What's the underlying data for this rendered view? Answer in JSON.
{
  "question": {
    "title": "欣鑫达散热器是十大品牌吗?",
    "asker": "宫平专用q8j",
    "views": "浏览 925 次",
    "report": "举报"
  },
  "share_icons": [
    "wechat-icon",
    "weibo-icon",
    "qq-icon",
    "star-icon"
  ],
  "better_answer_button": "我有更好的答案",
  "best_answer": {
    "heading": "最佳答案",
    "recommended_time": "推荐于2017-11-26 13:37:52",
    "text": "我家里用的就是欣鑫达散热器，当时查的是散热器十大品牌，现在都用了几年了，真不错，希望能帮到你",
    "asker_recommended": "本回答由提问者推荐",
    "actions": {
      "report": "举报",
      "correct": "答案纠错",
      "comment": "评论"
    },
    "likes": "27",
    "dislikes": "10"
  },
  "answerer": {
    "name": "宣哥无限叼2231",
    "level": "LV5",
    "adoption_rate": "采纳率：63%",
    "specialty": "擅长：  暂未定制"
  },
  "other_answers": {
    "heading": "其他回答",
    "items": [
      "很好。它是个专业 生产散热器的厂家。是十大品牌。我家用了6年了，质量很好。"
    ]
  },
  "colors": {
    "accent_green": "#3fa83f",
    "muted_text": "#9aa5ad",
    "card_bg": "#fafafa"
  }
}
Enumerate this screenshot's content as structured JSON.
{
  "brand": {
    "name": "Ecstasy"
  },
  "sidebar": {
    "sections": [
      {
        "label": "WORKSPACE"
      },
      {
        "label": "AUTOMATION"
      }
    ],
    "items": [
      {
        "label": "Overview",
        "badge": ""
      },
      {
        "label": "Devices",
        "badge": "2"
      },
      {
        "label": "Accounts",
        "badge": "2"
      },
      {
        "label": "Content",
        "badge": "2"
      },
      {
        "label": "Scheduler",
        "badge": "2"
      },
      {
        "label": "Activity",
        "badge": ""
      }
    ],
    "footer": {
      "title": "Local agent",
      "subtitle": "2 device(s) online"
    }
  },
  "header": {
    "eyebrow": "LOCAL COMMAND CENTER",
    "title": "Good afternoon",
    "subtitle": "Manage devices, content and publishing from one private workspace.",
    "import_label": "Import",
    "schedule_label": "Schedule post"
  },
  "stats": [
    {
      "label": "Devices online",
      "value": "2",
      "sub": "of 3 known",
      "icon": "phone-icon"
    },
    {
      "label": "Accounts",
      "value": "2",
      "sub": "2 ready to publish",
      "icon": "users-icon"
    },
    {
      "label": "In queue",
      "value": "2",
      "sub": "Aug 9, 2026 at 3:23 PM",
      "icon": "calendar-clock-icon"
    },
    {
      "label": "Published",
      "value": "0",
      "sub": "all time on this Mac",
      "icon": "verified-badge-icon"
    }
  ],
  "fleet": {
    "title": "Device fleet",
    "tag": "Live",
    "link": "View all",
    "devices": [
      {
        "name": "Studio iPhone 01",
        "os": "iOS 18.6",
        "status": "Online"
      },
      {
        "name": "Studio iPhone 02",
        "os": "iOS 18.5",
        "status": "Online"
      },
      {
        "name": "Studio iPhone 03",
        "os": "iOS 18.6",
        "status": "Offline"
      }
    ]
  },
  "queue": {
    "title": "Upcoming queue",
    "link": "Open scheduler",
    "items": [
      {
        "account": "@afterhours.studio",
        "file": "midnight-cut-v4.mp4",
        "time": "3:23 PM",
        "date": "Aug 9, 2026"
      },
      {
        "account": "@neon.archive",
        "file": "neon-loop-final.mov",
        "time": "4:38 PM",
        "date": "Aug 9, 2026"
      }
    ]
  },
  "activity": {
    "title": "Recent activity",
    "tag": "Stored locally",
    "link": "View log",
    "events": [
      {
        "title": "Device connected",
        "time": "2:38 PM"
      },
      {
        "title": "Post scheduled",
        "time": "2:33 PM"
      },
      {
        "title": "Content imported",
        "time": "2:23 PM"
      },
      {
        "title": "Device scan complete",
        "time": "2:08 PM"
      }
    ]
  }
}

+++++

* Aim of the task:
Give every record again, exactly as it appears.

* Task output:
What's the underlying data for this rendered view? Answer in JSON.
{
  "question": {
    "title": "欣鑫达散热器是十大品牌吗?",
    "asker": "宫平专用q8j",
    "views": "浏览 925 次",
    "report": "举报"
  },
  "share_icons": [
    "wechat-icon",
    "weibo-icon",
    "qq-icon",
    "star-icon"
  ],
  "better_answer_button": "我有更好的答案",
  "best_answer": {
    "heading": "最佳答案",
    "recommended_time": "推荐于2017-11-26 13:37:52",
    "text": "我家里用的就是欣鑫达散热器，当时查的是散热器十大品牌，现在都用了几年了，真不错，希望能帮到你",
    "asker_recommended": "本回答由提问者推荐",
    "actions": {
      "report": "举报",
      "correct": "答案纠错",
      "comment": "评论"
    },
    "likes": "27",
    "dislikes": "10"
  },
  "answerer": {
    "name": "宣哥无限叼2231",
    "level": "LV5",
    "adoption_rate": "采纳率：63%",
    "specialty": "擅长：  暂未定制"
  },
  "other_answers": {
    "heading": "其他回答",
    "items": [
      "很好。它是个专业 生产散热器的厂家。是十大品牌。我家用了6年了，质量很好。"
    ]
  },
  "colors": {
    "accent_green": "#3fa83f",
    "muted_text": "#9aa5ad",
    "card_bg": "#fafafa"
  }
}
Enumerate this screenshot's content as structured JSON.
{
  "brand": {
    "name": "Ecstasy"
  },
  "sidebar": {
    "sections": [
      {
        "label": "WORKSPACE"
      },
      {
        "label": "AUTOMATION"
      }
    ],
    "items": [
      {
        "label": "Overview",
        "badge": ""
      },
      {
        "label": "Devices",
        "badge": "2"
      },
      {
        "label": "Accounts",
        "badge": "2"
      },
      {
        "label": "Content",
        "badge": "2"
      },
      {
        "label": "Scheduler",
        "badge": "2"
      },
      {
        "label": "Activity",
        "badge": ""
      }
    ],
    "footer": {
      "title": "Local agent",
      "subtitle": "2 device(s) online"
    }
  },
  "header": {
    "eyebrow": "LOCAL COMMAND CENTER",
    "title": "Good afternoon",
    "subtitle": "Manage devices, content and publishing from one private workspace.",
    "import_label": "Import",
    "schedule_label": "Schedule post"
  },
  "stats": [
    {
      "label": "Devices online",
      "value": "2",
      "sub": "of 3 known",
      "icon": "phone-icon"
    },
    {
      "label": "Accounts",
      "value": "2",
      "sub": "2 ready to publish",
      "icon": "users-icon"
    },
    {
      "label": "In queue",
      "value": "2",
      "sub": "Aug 9, 2026 at 3:23 PM",
      "icon": "calendar-clock-icon"
    },
    {
      "label": "Published",
      "value": "0",
      "sub": "all time on this Mac",
      "icon": "verified-badge-icon"
    }
  ],
  "fleet": {
    "title": "Device fleet",
    "tag": "Live",
    "link": "View all",
    "devices": [
      {
        "name": "Studio iPhone 01",
        "os": "iOS 18.6",
        "status": "Online"
      },
      {
        "name": "Studio iPhone 02",
        "os": "iOS 18.5",
        "status": "Online"
      },
      {
        "name": "Studio iPhone 03",
        "os": "iOS 18.6",
        "status": "Offline"
      }
    ]
  },
  "queue": {
    "title": "Upcoming queue",
    "link": "Open scheduler",
    "items": [
      {
        "account": "@afterhours.studio",
        "file": "midnight-cut-v4.mp4",
        "time": "3:23 PM",
        "date": "Aug 9, 2026"
      },
      {
        "account": "@neon.archive",
        "file": "neon-loop-final.mov",
        "time": "4:38 PM",
        "date": "Aug 9, 2026"
      }
    ]
  },
  "activity": {
    "title": "Recent activity",
    "tag": "Stored locally",
    "link": "View log",
    "events": [
      {
        "title": "Device connected",
        "time": "2:38 PM"
      },
      {
        "title": "Post scheduled",
        "time": "2:33 PM"
      },
      {
        "title": "Content imported",
        "time": "2:23 PM"
      },
      {
        "title": "Device scan complete",
        "time": "2:08 PM"
      }
    ]
  }
}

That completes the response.